App and web page records
##########

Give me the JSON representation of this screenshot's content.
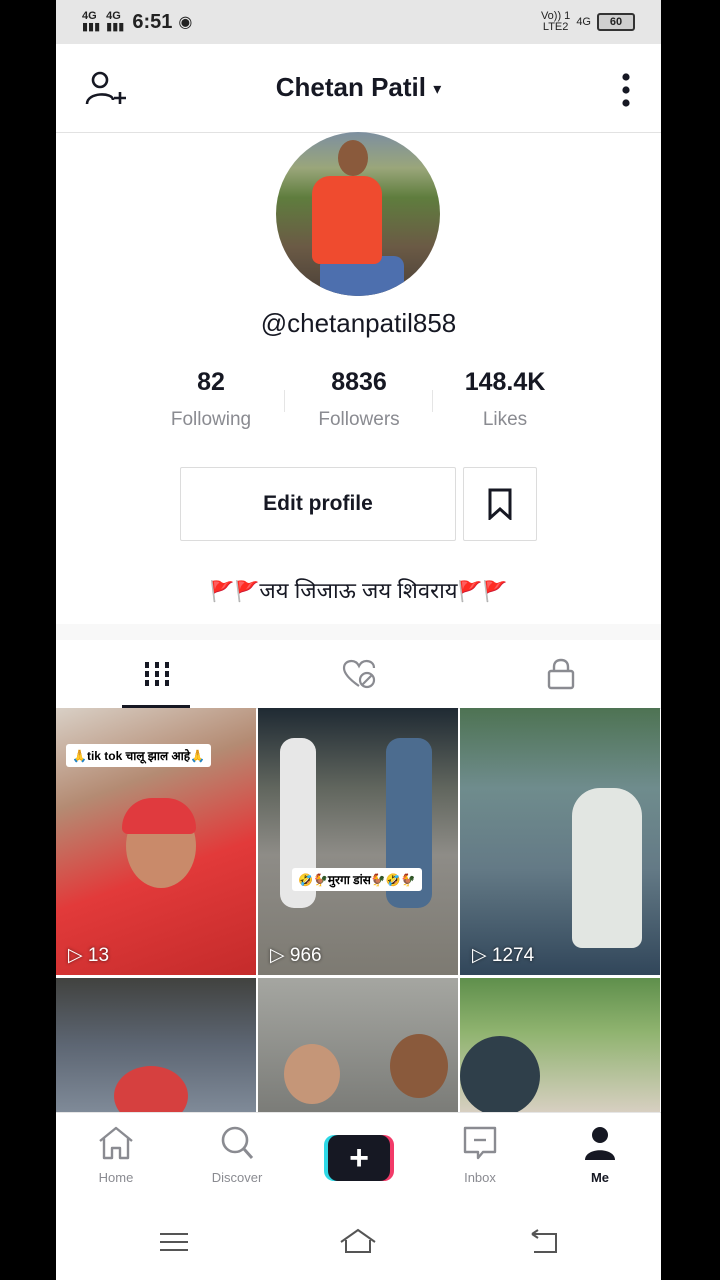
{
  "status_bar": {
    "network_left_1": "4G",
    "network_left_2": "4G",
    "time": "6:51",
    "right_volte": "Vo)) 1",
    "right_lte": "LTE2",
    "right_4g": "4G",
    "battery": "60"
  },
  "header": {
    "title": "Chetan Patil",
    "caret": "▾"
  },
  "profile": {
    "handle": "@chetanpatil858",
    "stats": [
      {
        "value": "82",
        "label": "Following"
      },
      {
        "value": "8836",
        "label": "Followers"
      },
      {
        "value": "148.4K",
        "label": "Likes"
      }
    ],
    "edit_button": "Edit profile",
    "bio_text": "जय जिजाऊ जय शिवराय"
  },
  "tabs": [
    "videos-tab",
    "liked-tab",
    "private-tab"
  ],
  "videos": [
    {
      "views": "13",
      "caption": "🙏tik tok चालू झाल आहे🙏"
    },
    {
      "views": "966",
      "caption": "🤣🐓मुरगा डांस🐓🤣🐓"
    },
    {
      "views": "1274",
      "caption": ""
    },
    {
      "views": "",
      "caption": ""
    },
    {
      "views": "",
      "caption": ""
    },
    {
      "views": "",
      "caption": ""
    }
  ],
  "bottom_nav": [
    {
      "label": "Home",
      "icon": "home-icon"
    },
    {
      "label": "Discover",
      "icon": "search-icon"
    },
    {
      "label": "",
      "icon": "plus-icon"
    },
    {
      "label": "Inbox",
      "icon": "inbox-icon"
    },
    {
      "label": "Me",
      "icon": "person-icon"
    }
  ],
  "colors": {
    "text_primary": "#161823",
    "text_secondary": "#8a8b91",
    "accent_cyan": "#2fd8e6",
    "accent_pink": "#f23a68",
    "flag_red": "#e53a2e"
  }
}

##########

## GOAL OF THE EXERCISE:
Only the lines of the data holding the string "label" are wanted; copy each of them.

## EXERCISE RESULT:
        "label": "Following"
        "label": "Followers"
        "label": "Likes"
      "label": "Home",
      "label": "Discover",
      "label": "",
      "label": "Inbox",
      "label": "Me",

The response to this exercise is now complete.